What is the AC Joint?
An injury to the Acromioclavicular Joint (AC Joint) is usually caused from direct trauma to the shoulder (such as taking an aggressive hit during sports). This injury can also occur during a fall in which the patient lands directly on the shoulder. The AC joint serves to connect to collarbone (clavicle) to a specific part of the scapula (shoulder blade) called the acromion. The joint itself is held together by multiple ligaments and each end of the bone is capped by cartilage to allow some movement of the joint. This joint is very important as it connects the shoulder and arm to the more central skeleton through the clavicle. An AC joint separation is commonly referred to as a “shoulder separation”.
An AC joint injury causes damage to the ligaments and cartilage which hold the joint in place and allow it to function normally. The most common injury grading system used for AC joint injuries measures these as types 1-6. A type 1 AC joint injury is the mildest and may only indicate a sprain, whereas increasing numbers indicated a worsening level of injury measured by position and displacement between the clavicle and acromion. Shoulder specialist Dr. Robert Boykin focuses on the treatment of AC joint injuries for patients in Asheville, Arden, Fletcher and surrounding North Carolina communities.
AC Joint Grading
- Type I: AC joint sprain, X-rays appear normal
- Type II: AC joint advanced sprain, slight widening of joint on X-rays
- Type III: AC joint separation, the clavicle bone is higher than the acromion up to 100% (nearly completely separated)
- Type IV: AC joint separation, the clavicle is completely separated posteriorly (backwards)
- Type V: AC joint separation, the clavicle bone is higher than the acromion between 100 to 300% (complete severe separation)
- Type VI: AC joint separation, the clavicle is completely separated inferiorly (lower), extremely rare
What are AC Joint Injury Symptoms?
Symptoms that present with an AC joint injury vary according to the grade and severity of the separation. From a type 1 to a type 6, symptoms are typically progressively worse.
Symptoms associated with a milder (grade 1,2, some 3) injury may include:
- Tenderness directly over the AC joint
- Minor swelling
- Pain during lifting and moving
- Mild deformity (a small bump over the shoulder)
- Pain when bringing the arm across the chest
Symptoms associated with a more severe injury (some 3, 4, 5, 6) injury may include:
- Severe pain
- Inability to lift the arm
- Inflammation and swelling
- Pain to the touch
- Visible deformity (an easily noticeable bump which looks different than the other shoulder)

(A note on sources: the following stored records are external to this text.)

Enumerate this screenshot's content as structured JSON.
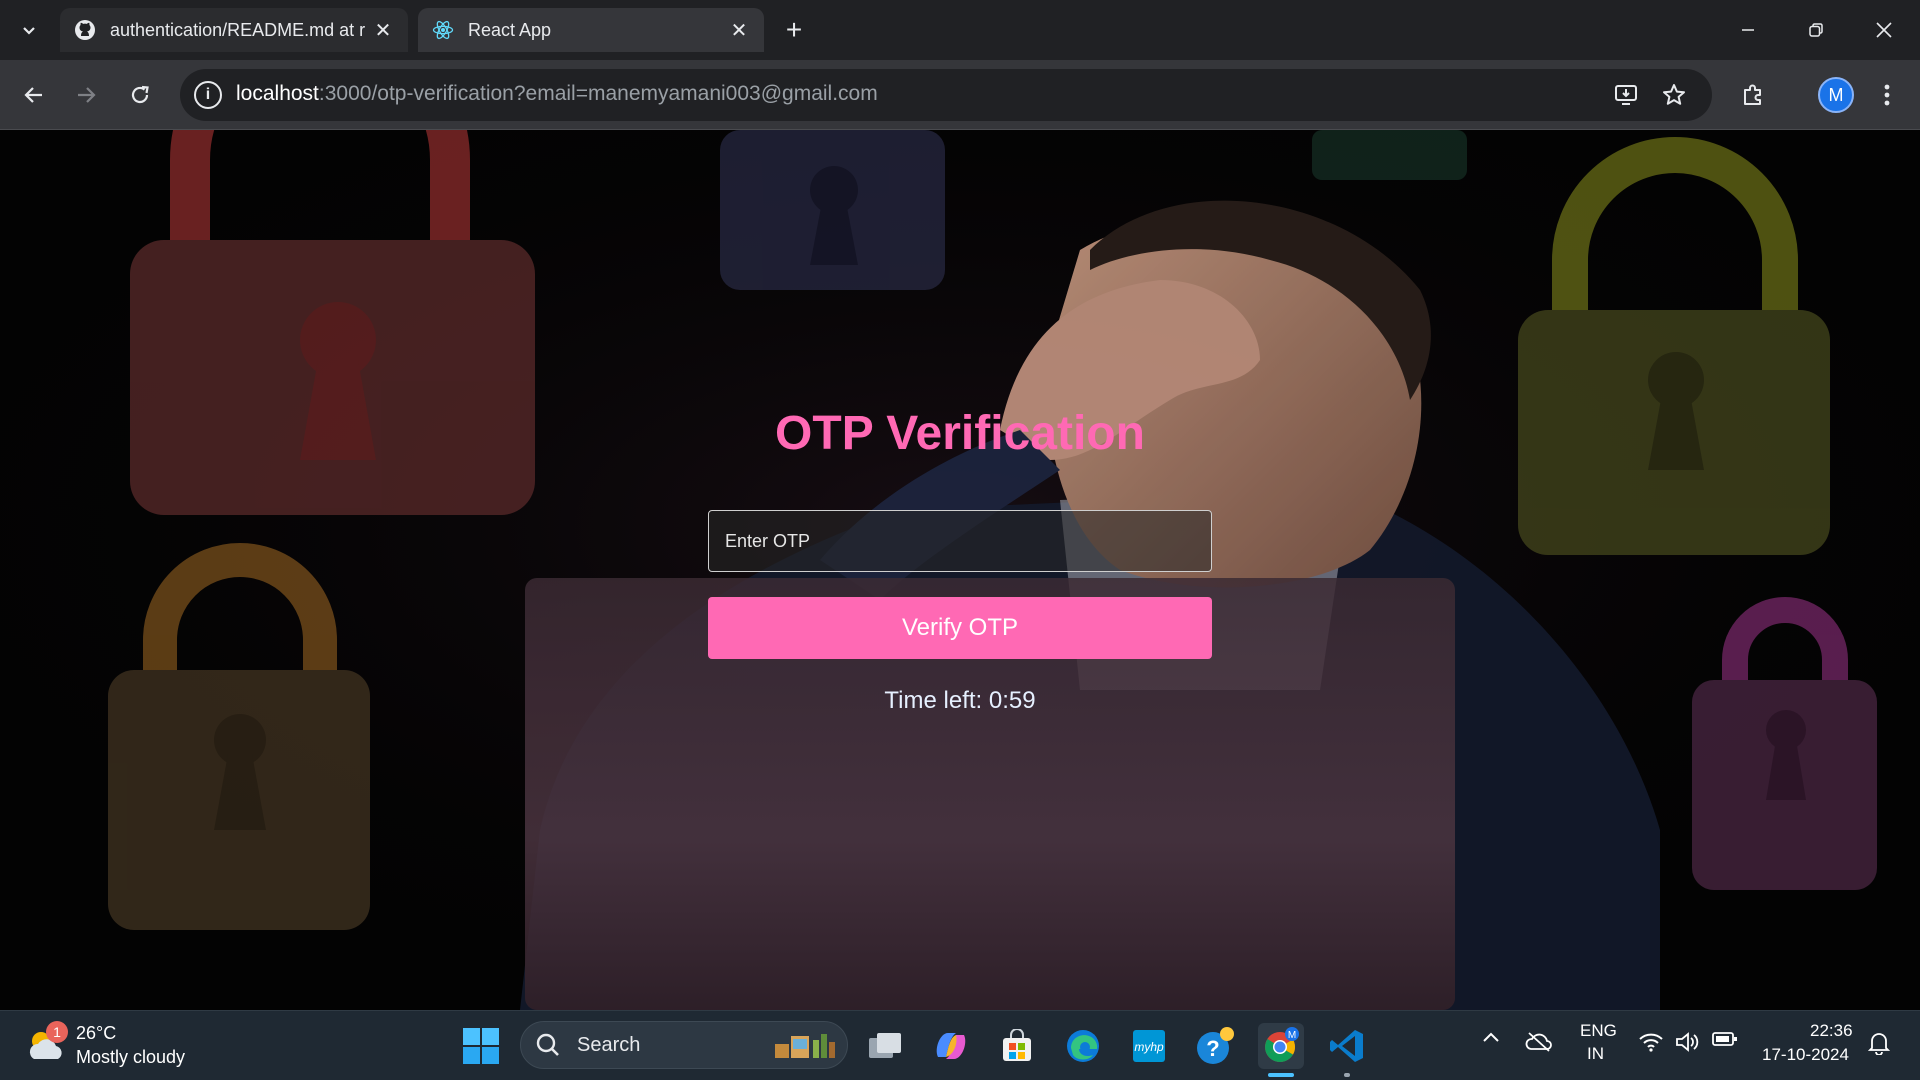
{
  "browser": {
    "tabs": [
      {
        "label": "authentication/README.md at r",
        "favicon": "github-icon",
        "active": false
      },
      {
        "label": "React App",
        "favicon": "react-icon",
        "active": true
      }
    ],
    "new_tab_icon": "plus-icon",
    "url_host": "localhost",
    "url_rest": ":3000/otp-verification?email=manemyamani003@gmail.com",
    "profile_initial": "M"
  },
  "page": {
    "title": "OTP Verification",
    "otp_placeholder": "Enter OTP",
    "otp_value": "",
    "verify_label": "Verify OTP",
    "timer_text": "Time left: 0:59",
    "accent_color": "#ff69b4"
  },
  "taskbar": {
    "weather_badge": "1",
    "weather_temp": "26°C",
    "weather_desc": "Mostly cloudy",
    "search_label": "Search",
    "language_line1": "ENG",
    "language_line2": "IN",
    "time": "22:36",
    "date": "17-10-2024",
    "apps": [
      "start-icon",
      "file-explorer-icon",
      "copilot-icon",
      "microsoft-store-icon",
      "edge-icon",
      "myhp-icon",
      "get-help-icon",
      "chrome-icon",
      "vscode-icon"
    ]
  }
}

How to Diagnose an AC Joint Injury
During the initial visit Dr. Boykin will examine the shoulder in order to determine whether the injury is isolated to the AC joint or involves other aspects of the shoulder. On examination, patients with an AC joint injury usually have tenderness directly over the AC joint and pain when bringing their arm across the body. He will then determine the severity and grade of the injury through tests such as an X-ray and in some cases an MRI or CT scan. These tests allow Dr. Boykin to determine that the injury the patient is suffering is in fact originating from the AC joint.

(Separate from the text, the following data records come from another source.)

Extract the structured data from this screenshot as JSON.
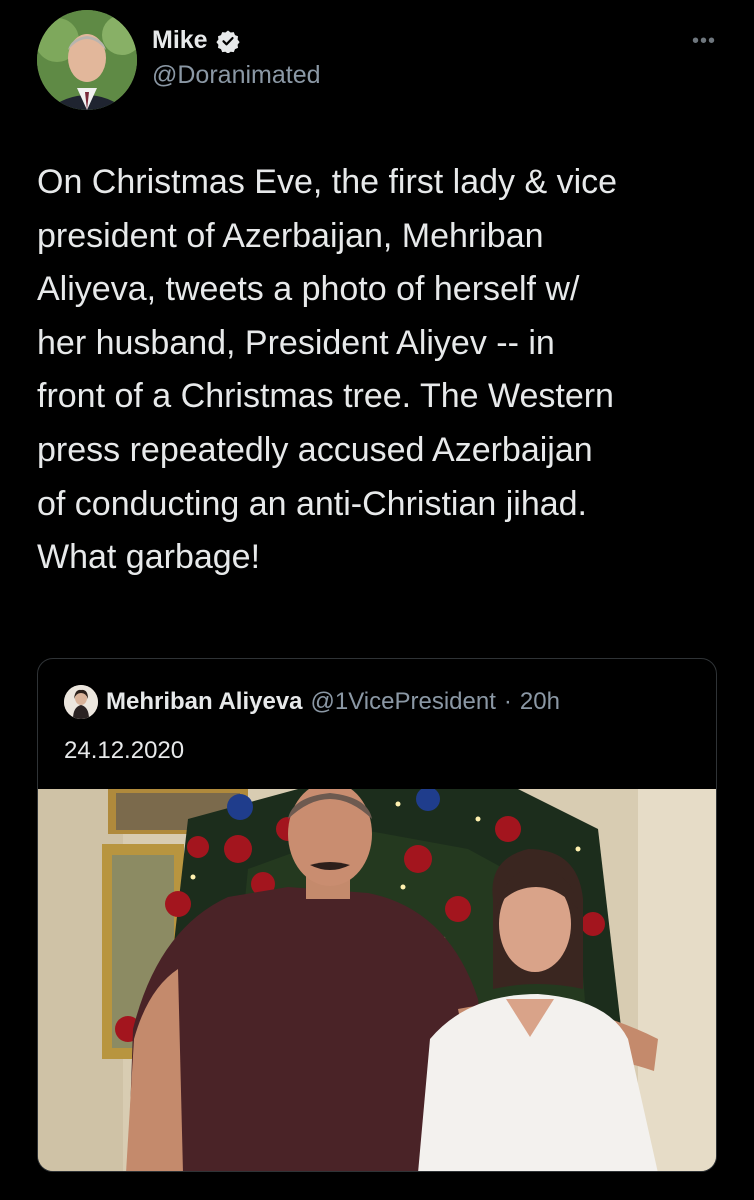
{
  "tweet": {
    "author": {
      "name": "Mike",
      "handle": "@Doranimated",
      "verified_icon": "verified-badge-icon"
    },
    "more_icon": "more-options-icon",
    "text": "On Christmas Eve, the first lady & vice\npresident of Azerbaijan, Mehriban\nAliyeva, tweets a photo of herself w/\nher husband, President Aliyev -- in\nfront of a Christmas tree. The Western\npress repeatedly accused Azerbaijan\nof conducting an anti-Christian jihad.\nWhat garbage!"
  },
  "quoted_tweet": {
    "author": {
      "name": "Mehriban Aliyeva",
      "handle": "@1VicePresident"
    },
    "separator": "·",
    "time": "20h",
    "text": "24.12.2020"
  },
  "colors": {
    "background": "#000000",
    "text": "#e7e9ea",
    "secondary": "#8b98a5",
    "border": "#2f3336"
  }
}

Treatment Options for AC Joint Injuries
Dr. Boykin will attempt to treat the injury in the least invasive manner possible. A majority of the milder injuries can successfully be treated non-operatively (without surgery). He may initially recommend rest, icing to control inflammation, a sling for immobilization, and eventually physical therapy. For more severe injuries and those that have failed the non-operative treatments mentioned above, surgery may be recommended. A decision for surgery is made with the patient and also based on the patient’s goals and activities.
The ultimate goal during surgery to treat the AC Joint is to stabilize the joint and correct the separation of the clavicle and acromion. This may be done successfully through multiple different surgical techniques. Dr. Boykin most commonly uses an arthroscopic AC joint stabilization procedure using small incisions, a camera, and specialized instruments as the technique of choice. However in certain cases an open procedure may be necessary to give the best chance for an optimal outcome.

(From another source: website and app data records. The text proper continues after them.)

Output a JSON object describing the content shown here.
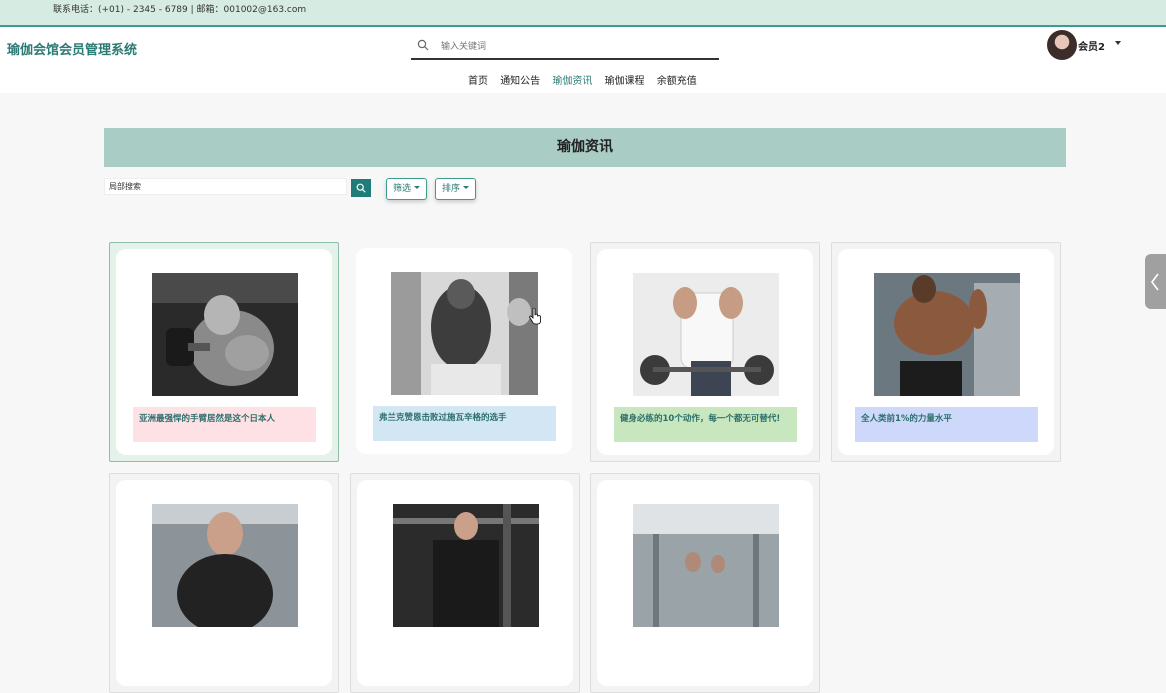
{
  "topbar": {
    "contact": "联系电话：(+01) - 2345 - 6789 | 邮箱：001002@163.com"
  },
  "header": {
    "title": "瑜伽会馆会员管理系统",
    "search_placeholder": "输入关键词",
    "username": "会员2"
  },
  "nav": {
    "items": [
      "首页",
      "通知公告",
      "瑜伽资讯",
      "瑜伽课程",
      "余额充值"
    ],
    "active": "瑜伽资讯"
  },
  "page": {
    "heading": "瑜伽资讯",
    "local_search_value": "局部搜索",
    "filter_label": "筛选",
    "sort_label": "排序"
  },
  "articles": [
    {
      "title": "亚洲最强悍的手臂居然是这个日本人",
      "caption_color": "#fde1e4"
    },
    {
      "title": "弗兰克赞恩击败过施瓦辛格的选手",
      "caption_color": "#d3e6f3"
    },
    {
      "title": "健身必练的10个动作，每一个都无可替代!",
      "caption_color": "#c9e7be"
    },
    {
      "title": "全人类前1%的力量水平",
      "caption_color": "#cdd8fb"
    },
    {
      "title": "",
      "caption_color": ""
    },
    {
      "title": "",
      "caption_color": ""
    },
    {
      "title": "",
      "caption_color": ""
    }
  ],
  "colors": {
    "accent": "#2c7a74",
    "banner": "#a9ccc4",
    "topbar": "#d6ece2"
  }
}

If you have any questions regarding AC Joint Injuries or would like to consult with Dr. Robert Boykin, orthopedic shoulder, knee, and hip surgeon, feel free to contact him at his practice serving Asheville, Arden, Fletcher and surrounding North Carolina communities.